Gene Expression

The Perfect BabyTM

Genetic Future points me to a Nature News story, Making babies: the next 30 years. He highlights this section:

There’s speculation that people will have designer babies, but I don’t think the data are there to support that. The spectre of people wanting the perfect child is based on a false premise. No single gene predicts blondness or thinness or height or whatever the ‘perfect baby’ looks like. You might find genetic contributors but there are so many environmental factors too.

The details are important here. Height is a tough cookie; it seems like there are going to at least hundreds of loci which control most of the normal human variation (if not thousands). But blondness is a bad example; pigmentation is only controlled by a few loci. Getting a fix on OCA2, SLC45A2, SLC24A5 and KITLG will get you what you want. That doesn’t mean the parents don’t have to have the variation necessary, they do, but they can probably guarantee a little blonde beast if they have the potentiality. And it seems that this really isn’t a function of the genetic future, the number of embryos parents would need to guarantee a little Aryan baby if they both have Aryan blood isn’t that high (probably 10-100 embryos depending on the purity of Aryan blood of the parents).

In any case, read the Genetic Future post for the bigger picture.

Comments
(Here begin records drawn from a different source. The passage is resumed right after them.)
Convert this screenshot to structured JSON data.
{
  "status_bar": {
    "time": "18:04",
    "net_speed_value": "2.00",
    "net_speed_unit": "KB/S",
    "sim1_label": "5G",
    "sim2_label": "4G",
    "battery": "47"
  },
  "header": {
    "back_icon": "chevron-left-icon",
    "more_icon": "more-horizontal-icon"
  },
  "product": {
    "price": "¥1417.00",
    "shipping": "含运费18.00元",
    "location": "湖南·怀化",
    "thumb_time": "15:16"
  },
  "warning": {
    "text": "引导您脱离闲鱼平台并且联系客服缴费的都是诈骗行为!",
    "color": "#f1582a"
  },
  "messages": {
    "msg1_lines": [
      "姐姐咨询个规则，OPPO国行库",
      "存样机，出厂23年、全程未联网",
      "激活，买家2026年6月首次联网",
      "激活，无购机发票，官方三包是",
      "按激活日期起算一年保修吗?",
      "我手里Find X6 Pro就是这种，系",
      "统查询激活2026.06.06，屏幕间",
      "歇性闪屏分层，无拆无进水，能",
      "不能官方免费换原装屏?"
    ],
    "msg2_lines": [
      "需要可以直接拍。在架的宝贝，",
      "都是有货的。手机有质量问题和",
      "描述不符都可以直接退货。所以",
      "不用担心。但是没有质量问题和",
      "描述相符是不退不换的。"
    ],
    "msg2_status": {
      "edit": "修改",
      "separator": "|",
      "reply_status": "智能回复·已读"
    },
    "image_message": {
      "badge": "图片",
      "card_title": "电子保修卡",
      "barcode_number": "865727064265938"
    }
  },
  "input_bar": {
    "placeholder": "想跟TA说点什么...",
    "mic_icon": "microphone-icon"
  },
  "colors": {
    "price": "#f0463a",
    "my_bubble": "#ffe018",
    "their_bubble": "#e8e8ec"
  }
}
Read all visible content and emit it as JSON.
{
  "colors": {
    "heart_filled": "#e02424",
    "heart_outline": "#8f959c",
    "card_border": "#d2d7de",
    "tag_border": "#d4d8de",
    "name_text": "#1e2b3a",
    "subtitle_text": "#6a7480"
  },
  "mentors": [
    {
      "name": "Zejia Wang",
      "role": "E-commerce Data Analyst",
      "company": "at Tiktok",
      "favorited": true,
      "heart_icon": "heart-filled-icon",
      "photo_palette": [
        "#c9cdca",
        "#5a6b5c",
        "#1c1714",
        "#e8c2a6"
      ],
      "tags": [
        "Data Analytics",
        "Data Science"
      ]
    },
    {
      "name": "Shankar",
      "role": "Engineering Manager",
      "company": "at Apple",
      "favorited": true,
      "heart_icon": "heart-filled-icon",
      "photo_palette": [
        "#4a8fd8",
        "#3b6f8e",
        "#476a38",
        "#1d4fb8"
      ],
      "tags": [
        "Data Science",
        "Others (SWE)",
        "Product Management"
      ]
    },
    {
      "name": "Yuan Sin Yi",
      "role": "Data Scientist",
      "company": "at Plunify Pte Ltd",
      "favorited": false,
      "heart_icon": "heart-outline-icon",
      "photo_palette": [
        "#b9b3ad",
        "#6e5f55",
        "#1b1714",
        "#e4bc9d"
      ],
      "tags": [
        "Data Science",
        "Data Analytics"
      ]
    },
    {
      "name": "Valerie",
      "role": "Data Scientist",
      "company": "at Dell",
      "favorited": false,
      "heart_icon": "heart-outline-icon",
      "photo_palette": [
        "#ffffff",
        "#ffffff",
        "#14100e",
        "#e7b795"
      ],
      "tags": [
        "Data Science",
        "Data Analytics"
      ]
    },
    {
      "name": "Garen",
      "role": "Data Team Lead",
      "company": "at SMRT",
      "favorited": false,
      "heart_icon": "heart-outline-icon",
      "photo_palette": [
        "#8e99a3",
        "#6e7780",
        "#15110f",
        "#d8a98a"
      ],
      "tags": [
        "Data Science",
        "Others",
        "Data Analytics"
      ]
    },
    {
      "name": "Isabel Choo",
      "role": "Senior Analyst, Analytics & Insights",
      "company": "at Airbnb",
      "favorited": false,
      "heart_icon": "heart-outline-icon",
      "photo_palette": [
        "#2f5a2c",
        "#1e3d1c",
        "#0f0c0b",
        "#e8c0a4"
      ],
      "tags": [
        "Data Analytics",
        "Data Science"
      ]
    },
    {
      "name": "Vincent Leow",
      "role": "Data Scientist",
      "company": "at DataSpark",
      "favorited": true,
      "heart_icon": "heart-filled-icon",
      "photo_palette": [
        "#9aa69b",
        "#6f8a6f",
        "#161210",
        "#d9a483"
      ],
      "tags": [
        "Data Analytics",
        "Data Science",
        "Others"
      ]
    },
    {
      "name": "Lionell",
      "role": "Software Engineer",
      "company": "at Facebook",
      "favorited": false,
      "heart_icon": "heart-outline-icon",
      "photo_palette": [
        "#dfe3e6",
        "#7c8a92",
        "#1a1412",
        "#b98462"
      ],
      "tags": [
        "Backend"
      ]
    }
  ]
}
  1. #1 Daniel MacArthur
    July 19, 2008

    I wondered about the blondness thing as well, but figured she was technically correct in that there is “no single gene” for this. But as you note, pigmentation characteristics are going to be a hell of a lot more amenable to screening than most traits. It will be interesting to see what effect this has in societies like Brazil where pigmentation can have a profound impact on status – I guess people are already doing this in a messy way through assortative mating, but maybe this will speed things up (at least among those who can afford the process!)

  2. #2 razib
    July 19, 2008

    blue eyes is quasi-mendelian. 3/4 of the variation is on the herc2-oca2 locus. i think that’s probably one of the first things where you’ll see selective implantations, or, selective abortions for those too poor to do the whole in vitro business.

  3. #3 Bert
    July 19, 2008

    I’ve read the article, interesting. But I don’t think people are looking for ways to change pigmentation or hair colour. My guess is that the first thing parents want is a healthy baby. Nowadays that is done, f.i., by embryo selection in the case of future parents who have a nasty genetic disorder in the family.

    In Holland embryo selection stirred up some commotion with the christian coalition partners of our government. Appearantly their grassroots aren’t to happy with these kinds of reproductive techniques.

    My guess is that in the future a group of people which do not have objections to genetical engineering of their future offspring, will have healthier and maybe more inteligent children than the rest of society. More orthodox christian groups probably won’t do genetical engineering.

    Perhaps the part of humankind which embraces genetical engineering might outperform the part that doesn’t.

    Oh well, it’s just a thought.

  4. #4 paavo
    July 19, 2008

    i guess people are not interested in having a perfect baby. they’ll be happy to have the best baby possible. and that’s what they have in mind when they’re selecting spouses and sex partners. consciously or unconsciously.

    my moral-system is clear. I want my children to be happy and have happy children themselves. I’m consciously and subconsciously looking for a spouse that will give me and egg and uterus to make a baby, genes that will make happy and succesful children, and culture habits and stability (i.e. the environment) to make happy and succesful children.

    any help will be great. gene tests and personality tests. but of course, know one wants a man who’s looking for a wife with gene and personality tests. so i have to pretend to believe in romance

  5. #5 razib
    July 19, 2008

    More orthodox christian groups probably won’t do genetical engineering.

    there’ll be latency, but i think i’ll join the band-wagon. christians have no problems with in vitro and fertility treatment.

  6. #6 Bert
    July 20, 2008

    there’ll be latency, but i think i’ll join the band-wagon. christians have no problems with in vitro and fertility treatment.

    A lot of Dutch orthodox protestants still don’t vaccinate their children on religious grounds. Abortion is an even bigger issue, many of the mainstream christians have problems with it. They are rather slow with that band-wagon.

    Genetical engineering really takes ethical questions to a new level. Most people will probably say, when asked about it, that it’s like playing god.

    With for instance vaccination and abortion different christian groups will draw a line at a different point in time. “For our group up to here and no further!”. My guess is that a larger portion of the christians (and maybe other groups) will draw that line rather sooner and firmer in the case of genetical engineering.

    It will be interesting to see what happens if non-christian groups embrace genetical engineering fullheartedly.